With a population of about 100, on a Friday night in the fall, four times that number line the Branson High School football field.
“I still consider it my baby,” says Brad Caldwell, Branson School District Superintendent and the guy who quite literally built Branson football.
“At the urging of three young men, they said it would sure be nice if we could play football,” says Caldwell. “The boys picked up load after load of rocks and we dug up cactus and thistles. It was all hand work. We even tilled it with a little garden tiller.”
In 2014, Caldwell and a few students put in more than 100 hours of manual labor to construct Branson’s field. It wasn’t much of a looker, but it was theirs.
“I got used to it,” says Koy Pickard, a junior member of the Branson football team. “It toughened me up mentally and physically, and that was an advantage.”
But then, the springs that supply Branson and its surrounding communities with water dried up. Water restrictions were put in place, and that meant they were no longer allowed to water the field.
The field lost a lot of its grass, becoming a dusty patch of earth and cactus. Opposing programs said they’d no longer travel to Branson to play football.
“That broke my heart,” says Caldwell. “I thought to myself, ‘Toughen up guys. So, you’re playing on a pasture. You can do this.’”
“We all live in kind of the same environment,” says Fernando Gonzalez, another junior football player. “It feels very weird getting singled out.”
“It kind of ticked me off. There’s the whole chip-on-the-shoulder thing,” says Brody Doherty, a fellow junior football player. “If you’re not tough enough to come out and play the way we play then you don’t deserve to play us at all.”
“I was a little offended, a little mad, a little angry,” says Brad Doherty, Branson’s athletic director. “I decided to let it go and say, hey, this is an opportunity to really make something happen.”

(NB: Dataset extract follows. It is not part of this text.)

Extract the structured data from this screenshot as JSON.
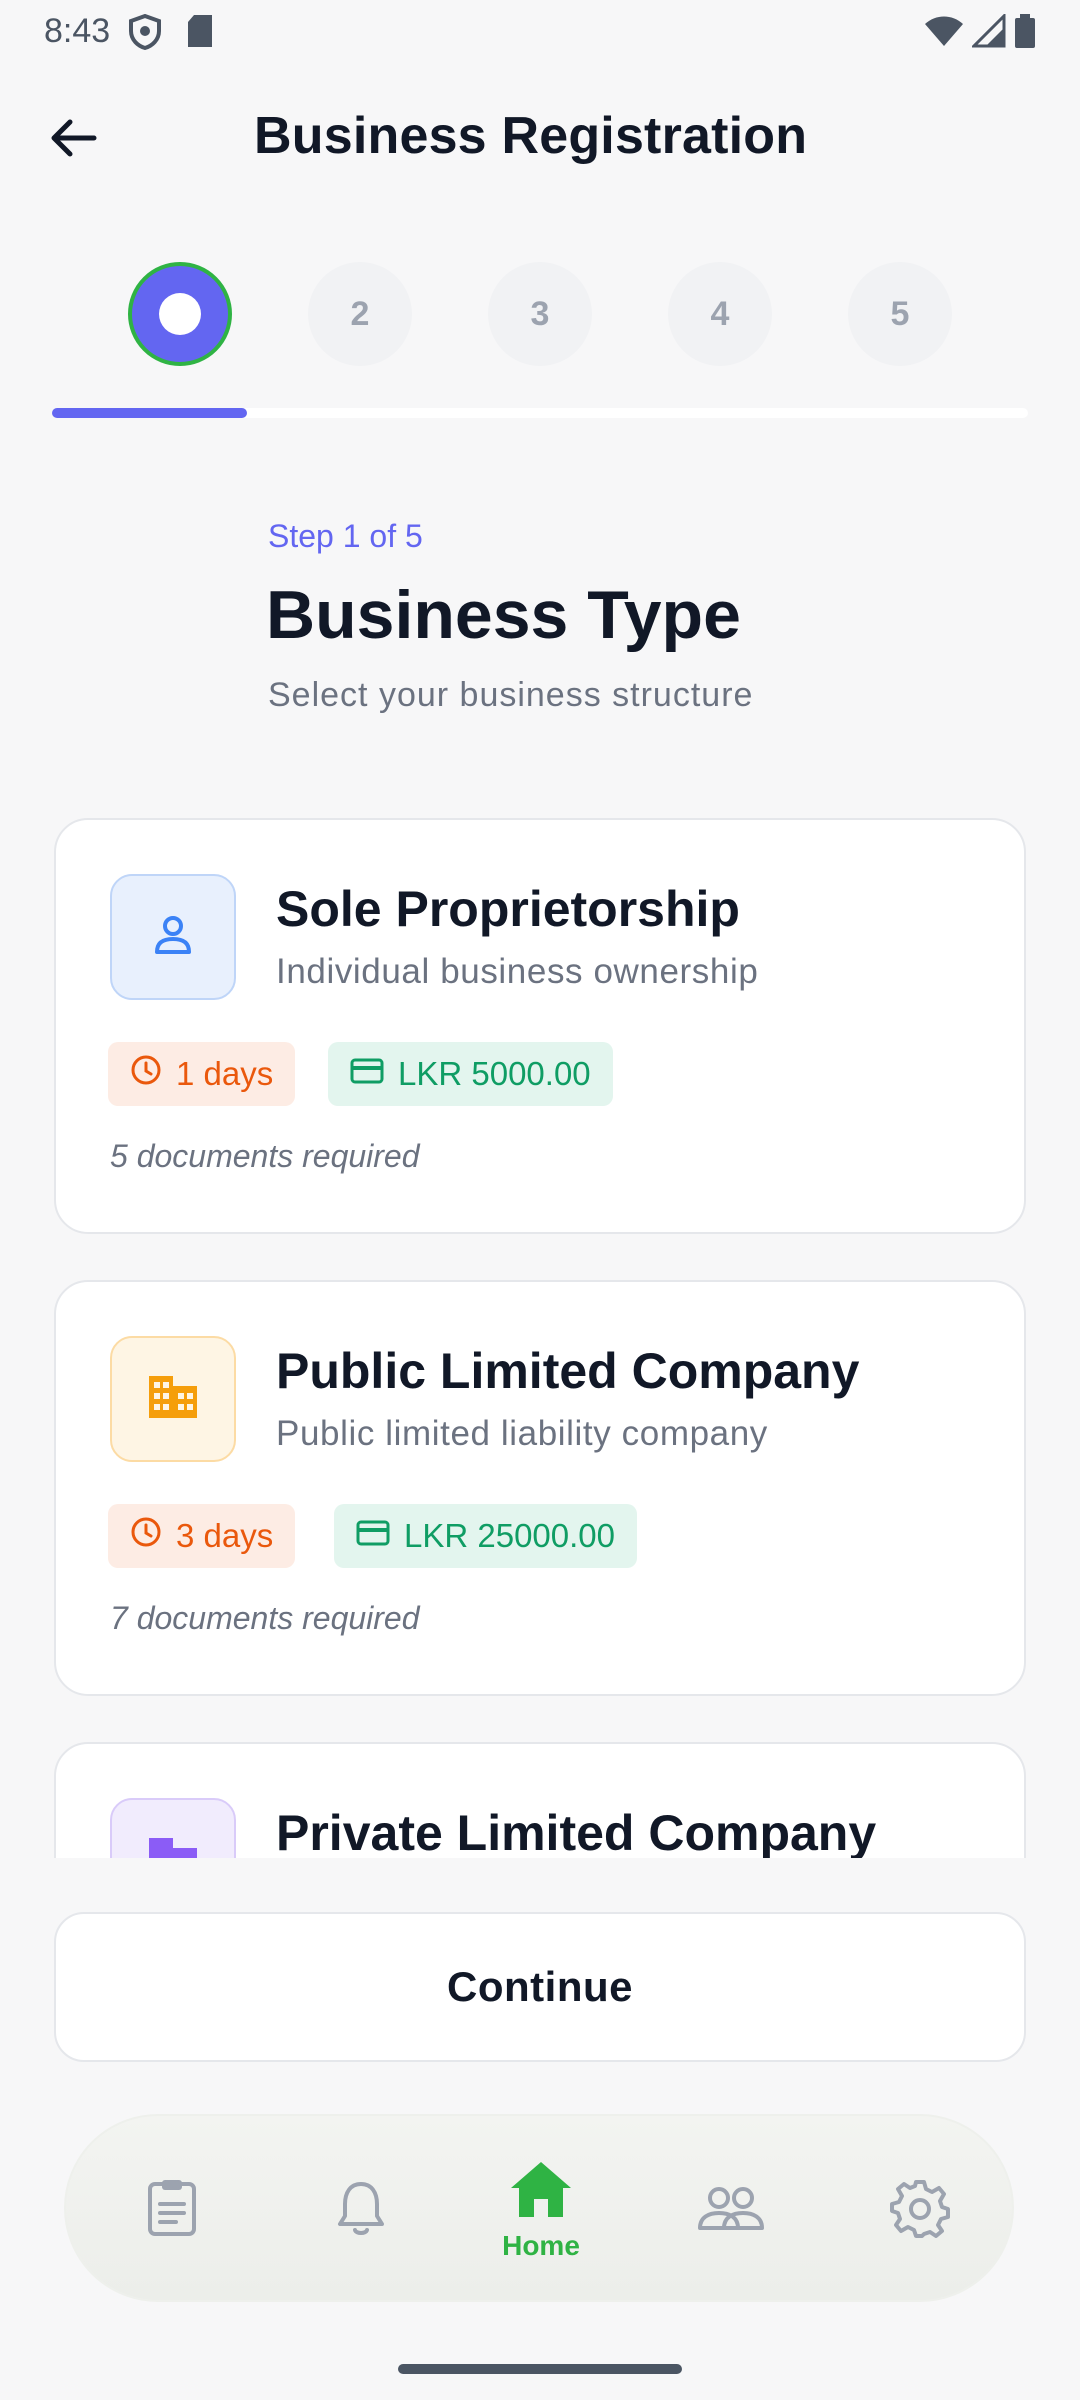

Forged in the mud and muck, the Bearcats summoned their resolve — seeking a solution rather than wallowing in adversity.
They started a fundraiser – a new-age version of Mr. Caldwell’s hundred hours of labor – to build a new turf field.
“Our story is one of such perseverance and overcoming the tough times we’re in,” says Brody Doherty. “This is a kind of thing where the community is bouncing back, and the feeling of community is something that people can gather around and support.”
“If you tell a great story, a true story, an authentic one, people are going to resonate with that and open up their hearts to you,” says Brad Doherty.
They’re now reaching out to the Colorado community at large, hoping to make every inch count.
“It would honestly be crazy because, you know, we’re a small school, to know that we got our story out there to all these people. If we could make this happen, that would be an insane feeling,” says Isaac Provost, a junior football player.